Symptoms of FMS
As well as widespread pain, people with FMS may also have:
- increased sensitivity to pain
- fatigue (extreme tiredness)
- muscle stiffness
- difficulty sleeping
- problems with mental processes (known as "fibro-fog") – such as problems with memory and concentration
- irritable bowel syndrome (IBS) – a digestive condition that causes stomach pain and bloating
Other symptoms that people with FMS sometimes experience include:
- dizziness and clumsiness
- feeling too hot or too cold – this is because you're not able to regulate your body temperature properly
- restless legs syndrome (an overwhelming urge to move your legs)
- tingling, numbness, prickling or burning sensations in your hands and feet (pins and needles, also known as paraesthesia)
- in women, unusually painful periods
In some cases, having the condition can lead to depression. This is because FMS can be difficult to deal with, and low levels of certain hormones associated with the condition can make you prone to developing depression.
When to see your GP
If you think you have FMS, visit your GP. Treatment is available to ease some of its symptoms, although they're unlikely to disappear completely.
The exact cause of FMS is unknown. It's thought to be related to abnormal levels of certain chemicals in the brain and changes in the way the central nervous system processes pain messages carried around the body.
It's suggested that some people are may develop FMS because of genes inherited from their parents.
The condition often appears to be triggered by physically or emotionally stressful events, such as:
- an injury or infection
- giving birth
- having an operation
- the breakdown of a relationship
- the death of a loved one
Difficulty diagnosing FMS
It's unclear how many people are affected by FMS. Research suggests it could be quite a common condition. Some estimates suggest nearly one in 20 people may be affected to some degree.
Anyone can develop FMS, although it affects around seven times as many women as men.
The condition typically develops between the ages of 30 and 50. It can occur in people of any age, including children and the elderly.
One of the main reasons it's not clear how many people are affected is because FMS can be difficult to diagnose. There's no specific test for the condition. The symptoms can be similar to a number of other conditions.
Treatment for FMS
There is currently no cure for FMS. There are treatments to help relieve some of the symptoms and make the condition easier to live with.
Treatment tends to be a combination of:
- lifestyle changes – such as exercise programmes and relaxation techniques
- talking therapies – such as cognitive behavioural therapy (CBT) and counselling

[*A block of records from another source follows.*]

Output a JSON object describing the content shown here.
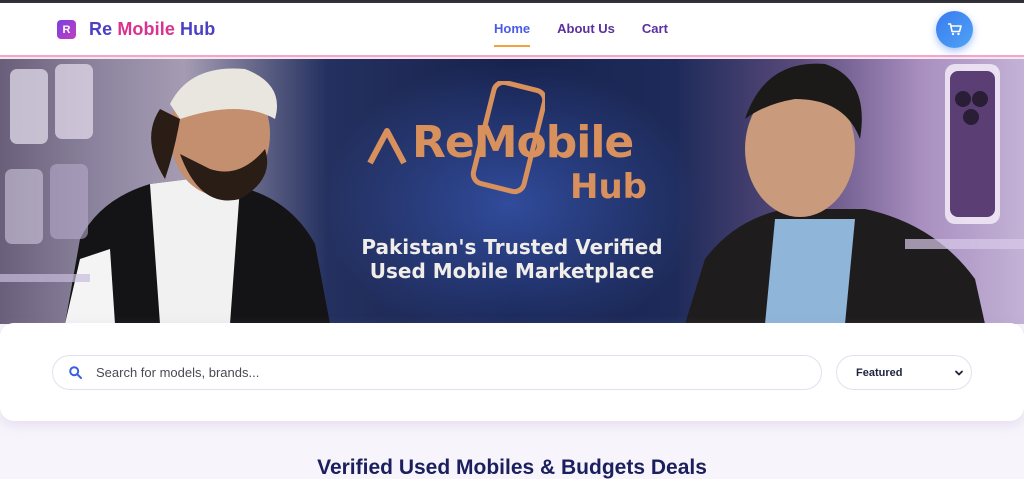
{
  "brand": {
    "logo_letter": "R",
    "name_part1": "Re",
    "name_part2": "Mobile",
    "name_part3": "Hub"
  },
  "nav": {
    "items": [
      {
        "label": "Home",
        "active": true
      },
      {
        "label": "About Us",
        "active": false
      },
      {
        "label": "Cart",
        "active": false
      }
    ]
  },
  "cart": {
    "icon": "cart-icon"
  },
  "hero": {
    "logo_text_1": "ReMobile",
    "logo_text_2": "Hub",
    "tagline_1": "Pakistan's Trusted Verified",
    "tagline_2": "Used Mobile Marketplace"
  },
  "search": {
    "placeholder": "Search for models, brands...",
    "value": "",
    "icon": "search-icon"
  },
  "sort": {
    "selected": "Featured"
  },
  "section": {
    "title": "Verified Used Mobiles & Budgets Deals"
  },
  "colors": {
    "accent": "#4a5be8",
    "brand_pink": "#d9328f",
    "brand_purple": "#4b3fc7",
    "underline": "#f3a33b",
    "cart_button": "#3a7bf0"
  }
}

- medication – such as antidepressants and non-opioid painkillers
Exercise, in particular, has been found to have a number of important benefits for people with FMS, including helping to reduce pain.
Your GP will recommend the best treatment for you.
Many people with FMS find that support groups provide an important network where they can talk to others living with the condition. There are various support groups available in Northern Ireland, including:
- Hope 4 M.E. & Fibromyalgia Northern Ireland
- Fibromyalgia Support Northern Ireland (FMSNI)
- Fibromyalgia Awareness Northern Ireland (FMANI)